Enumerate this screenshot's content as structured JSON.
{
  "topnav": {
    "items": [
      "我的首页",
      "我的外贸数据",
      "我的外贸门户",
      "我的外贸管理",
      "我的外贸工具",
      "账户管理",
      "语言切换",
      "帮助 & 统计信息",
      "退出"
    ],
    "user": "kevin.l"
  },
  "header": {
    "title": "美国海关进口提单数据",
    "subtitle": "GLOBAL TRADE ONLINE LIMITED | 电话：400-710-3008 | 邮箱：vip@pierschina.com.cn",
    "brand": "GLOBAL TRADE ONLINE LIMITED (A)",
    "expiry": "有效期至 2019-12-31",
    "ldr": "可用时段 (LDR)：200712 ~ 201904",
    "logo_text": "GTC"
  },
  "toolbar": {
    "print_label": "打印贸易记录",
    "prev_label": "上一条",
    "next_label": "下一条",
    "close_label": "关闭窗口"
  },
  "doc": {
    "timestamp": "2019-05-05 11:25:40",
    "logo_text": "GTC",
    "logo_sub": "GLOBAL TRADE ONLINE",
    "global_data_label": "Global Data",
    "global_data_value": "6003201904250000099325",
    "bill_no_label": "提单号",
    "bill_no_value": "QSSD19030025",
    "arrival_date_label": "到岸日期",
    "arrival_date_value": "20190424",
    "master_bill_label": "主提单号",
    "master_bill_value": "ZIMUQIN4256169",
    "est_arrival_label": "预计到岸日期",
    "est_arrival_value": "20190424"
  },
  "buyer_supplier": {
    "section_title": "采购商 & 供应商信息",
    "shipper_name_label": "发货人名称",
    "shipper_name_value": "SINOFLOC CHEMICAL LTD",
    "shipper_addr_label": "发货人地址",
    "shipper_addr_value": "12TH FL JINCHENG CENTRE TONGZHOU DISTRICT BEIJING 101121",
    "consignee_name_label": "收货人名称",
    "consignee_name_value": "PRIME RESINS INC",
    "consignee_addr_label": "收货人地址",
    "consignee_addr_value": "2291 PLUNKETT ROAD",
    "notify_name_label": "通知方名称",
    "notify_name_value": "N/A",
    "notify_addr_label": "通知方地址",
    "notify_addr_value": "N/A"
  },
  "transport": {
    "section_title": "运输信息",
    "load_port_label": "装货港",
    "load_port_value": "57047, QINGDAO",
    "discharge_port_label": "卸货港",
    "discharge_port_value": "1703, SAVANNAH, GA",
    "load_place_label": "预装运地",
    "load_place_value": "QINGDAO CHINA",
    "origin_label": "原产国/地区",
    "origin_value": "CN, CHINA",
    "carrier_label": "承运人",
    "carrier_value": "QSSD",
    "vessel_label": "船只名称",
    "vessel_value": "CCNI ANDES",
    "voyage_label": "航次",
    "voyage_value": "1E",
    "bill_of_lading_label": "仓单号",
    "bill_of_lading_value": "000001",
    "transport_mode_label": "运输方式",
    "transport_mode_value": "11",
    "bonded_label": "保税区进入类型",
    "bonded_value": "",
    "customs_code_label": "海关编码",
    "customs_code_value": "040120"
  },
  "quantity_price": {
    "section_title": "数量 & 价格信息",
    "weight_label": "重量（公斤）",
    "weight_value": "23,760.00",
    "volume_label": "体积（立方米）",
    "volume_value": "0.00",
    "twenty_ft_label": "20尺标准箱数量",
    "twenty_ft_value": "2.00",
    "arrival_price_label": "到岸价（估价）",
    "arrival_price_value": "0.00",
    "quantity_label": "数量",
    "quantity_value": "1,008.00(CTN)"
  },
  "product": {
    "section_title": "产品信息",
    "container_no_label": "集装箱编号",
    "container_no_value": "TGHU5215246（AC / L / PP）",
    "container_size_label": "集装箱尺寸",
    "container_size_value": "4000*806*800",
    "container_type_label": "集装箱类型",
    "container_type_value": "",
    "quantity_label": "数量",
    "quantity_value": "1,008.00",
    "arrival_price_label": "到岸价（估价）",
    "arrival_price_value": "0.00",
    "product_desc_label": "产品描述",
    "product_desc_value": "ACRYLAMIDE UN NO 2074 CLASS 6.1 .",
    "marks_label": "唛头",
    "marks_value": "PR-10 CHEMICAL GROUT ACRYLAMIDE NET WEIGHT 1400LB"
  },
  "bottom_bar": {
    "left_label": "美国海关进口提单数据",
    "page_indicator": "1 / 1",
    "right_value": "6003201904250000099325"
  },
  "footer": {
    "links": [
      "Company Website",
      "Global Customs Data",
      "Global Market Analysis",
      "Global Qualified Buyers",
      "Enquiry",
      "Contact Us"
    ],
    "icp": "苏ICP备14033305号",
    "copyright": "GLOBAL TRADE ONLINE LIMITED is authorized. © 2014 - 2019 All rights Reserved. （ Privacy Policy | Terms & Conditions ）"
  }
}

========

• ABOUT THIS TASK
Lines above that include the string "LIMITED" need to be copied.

• EXERCISE SOLUTION
    "subtitle": "GLOBAL TRADE ONLINE LIMITED | 电话：400-710-3008 | 邮箱：vip@pierschina.com.cn",
    "brand": "GLOBAL TRADE ONLINE LIMITED (A)",
    "copyright": "GLOBAL TRADE ONLINE LIMITED is authorized. © 2014 - 2019 All rights Reserved. （ Privacy Policy | Terms & Conditions ）"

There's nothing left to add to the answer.